331 pages • $24.95 (softcover)
"All truth passes through three stages. First, it is ridiculed. Second, it is violently opposed. Third, it is accepted as being self-evident."
So said Arthur Schopenhauer, a 19th century philosopher. Mota- Castillo and coauthors, likewise, believe that the multiple dangers of the attention-deficit/hyperactivity disorder (ADHD) diagnosis will come to be widely recognized, even if such concerns are currently opposed and sometimes ridiculed. These dangers include misconception, misdiagnosis, and mistreatment.
Labeled a "report from the trenches," the book might also be considered a report from Don Quixote, whom the lead author considers a kindred spirit. They both have a determination to "fight for the right without question or pause." This creates a book that the author admits is "not a scientific journey but a journalistic-like effort to present simple facts to educate the public."
The central concern of this book is what is termed the "evil triad": ADHD, oppositional defiant disorder, and conduct disorder. The authors believe that these labels often conceal an underlying mood disorder-principally, bipolar disorder. Alternatively, it may be posttraumatic stress disorder, obsessive-compulsive disorder, a psychotic disorder, or the child may be living in neglect.

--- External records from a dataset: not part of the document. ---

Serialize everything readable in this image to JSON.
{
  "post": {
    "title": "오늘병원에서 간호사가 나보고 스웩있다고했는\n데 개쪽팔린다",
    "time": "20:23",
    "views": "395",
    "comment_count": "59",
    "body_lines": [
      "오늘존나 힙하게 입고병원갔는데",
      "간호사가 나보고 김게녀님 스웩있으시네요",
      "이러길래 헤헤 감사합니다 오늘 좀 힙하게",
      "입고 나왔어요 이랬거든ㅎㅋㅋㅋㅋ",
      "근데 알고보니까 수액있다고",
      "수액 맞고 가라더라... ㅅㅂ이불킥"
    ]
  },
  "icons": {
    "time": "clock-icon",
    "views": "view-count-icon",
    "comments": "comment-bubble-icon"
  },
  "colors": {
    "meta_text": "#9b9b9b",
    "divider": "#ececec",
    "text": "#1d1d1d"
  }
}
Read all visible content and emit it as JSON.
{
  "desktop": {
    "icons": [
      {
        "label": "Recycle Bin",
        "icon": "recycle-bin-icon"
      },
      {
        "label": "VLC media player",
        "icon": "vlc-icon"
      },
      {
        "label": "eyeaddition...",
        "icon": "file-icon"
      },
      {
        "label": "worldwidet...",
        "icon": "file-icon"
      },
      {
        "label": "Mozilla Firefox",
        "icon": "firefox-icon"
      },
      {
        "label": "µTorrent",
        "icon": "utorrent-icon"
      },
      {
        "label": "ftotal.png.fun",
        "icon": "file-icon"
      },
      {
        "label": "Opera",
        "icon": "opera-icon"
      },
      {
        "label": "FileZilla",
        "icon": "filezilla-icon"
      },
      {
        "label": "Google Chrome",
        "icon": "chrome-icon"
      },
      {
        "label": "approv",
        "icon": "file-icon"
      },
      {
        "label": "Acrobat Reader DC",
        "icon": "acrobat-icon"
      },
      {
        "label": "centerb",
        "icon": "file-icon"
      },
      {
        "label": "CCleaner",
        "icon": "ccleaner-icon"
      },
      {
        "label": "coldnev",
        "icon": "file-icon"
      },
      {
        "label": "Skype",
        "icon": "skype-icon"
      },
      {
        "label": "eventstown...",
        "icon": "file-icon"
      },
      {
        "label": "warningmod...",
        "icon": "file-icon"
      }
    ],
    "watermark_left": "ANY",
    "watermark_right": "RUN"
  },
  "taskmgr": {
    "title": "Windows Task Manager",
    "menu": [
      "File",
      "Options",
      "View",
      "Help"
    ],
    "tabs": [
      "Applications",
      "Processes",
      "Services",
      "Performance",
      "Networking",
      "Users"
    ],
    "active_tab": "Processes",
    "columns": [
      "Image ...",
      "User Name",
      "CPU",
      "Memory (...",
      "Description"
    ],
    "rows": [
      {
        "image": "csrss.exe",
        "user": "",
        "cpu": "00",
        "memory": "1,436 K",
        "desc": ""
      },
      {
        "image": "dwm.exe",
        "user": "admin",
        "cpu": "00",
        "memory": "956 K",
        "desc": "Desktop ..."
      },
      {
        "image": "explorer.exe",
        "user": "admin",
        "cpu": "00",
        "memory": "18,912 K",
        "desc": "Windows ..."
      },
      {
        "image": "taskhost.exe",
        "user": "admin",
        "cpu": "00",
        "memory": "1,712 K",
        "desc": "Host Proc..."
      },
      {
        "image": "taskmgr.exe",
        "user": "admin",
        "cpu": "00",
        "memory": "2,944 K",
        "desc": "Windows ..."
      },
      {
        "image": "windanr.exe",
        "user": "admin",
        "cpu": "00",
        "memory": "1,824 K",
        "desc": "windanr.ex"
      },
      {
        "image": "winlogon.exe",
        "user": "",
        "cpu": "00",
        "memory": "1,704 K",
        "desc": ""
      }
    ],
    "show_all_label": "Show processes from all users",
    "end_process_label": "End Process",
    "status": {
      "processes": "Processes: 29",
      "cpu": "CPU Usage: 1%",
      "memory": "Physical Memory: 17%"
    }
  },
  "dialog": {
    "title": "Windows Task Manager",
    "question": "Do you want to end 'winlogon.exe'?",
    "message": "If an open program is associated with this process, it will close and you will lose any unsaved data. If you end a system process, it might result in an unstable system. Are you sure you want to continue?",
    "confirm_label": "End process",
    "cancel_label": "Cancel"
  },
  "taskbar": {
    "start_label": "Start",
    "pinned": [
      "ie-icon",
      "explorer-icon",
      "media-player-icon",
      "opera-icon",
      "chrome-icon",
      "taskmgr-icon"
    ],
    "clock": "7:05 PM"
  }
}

Mota-Castillo and coauthors fear that the triad of labels is too easily applied to children, without a diligent search being conducted for other potential causes of similar signs and symptoms. Once applied, these diagnoses may preclude subsequent reexamination and reassessment because they are so widely accepted.
Indeed, the labels themselves have become so synonymous with a set of symptoms that simply invoking the diagnostic label can seem tantamount to making a diagnosis-much like use of the term "depression." The authors suggest that these labels are more like a "fever of unknown origin" in infectious disease; they describe symptoms that require a systematic process of differential diagnosis.
The authors themselves would probably grant that the book's organization is loose. Instead of a linear progression of ideas, there are multiple case illustrations of bad outcomes associated with the diagnosis and treatment of ADHD-usually cases of bipolar disorder that worsen in patients receiving stimulant medications.
Several chapters revolve around numerous letters the lead author wrote to authority figures to make his case on the evil triad. These illustrate the depth of his commitment but left me wondering where the book was going. Most of the crucial assertions are not referenced.
While criticizing the overdiagnosis of ADHD, the lead author notes that the same point could be made about his diagnosing of mood disorders, "but I don't worry about that opinion because my patients' outcomes prove me right." This relatively uncritical self-assessment is widespread in the book. Between this attitude, the lack of references, and the lack of organization, the net result is a book that I would not recommend to my patients-even though I agree with many of the authors' concerns. To counter criticisms that psychiatry is an impressionistic, unscientific endeavor, we should offer books to families that demonstrate otherwise.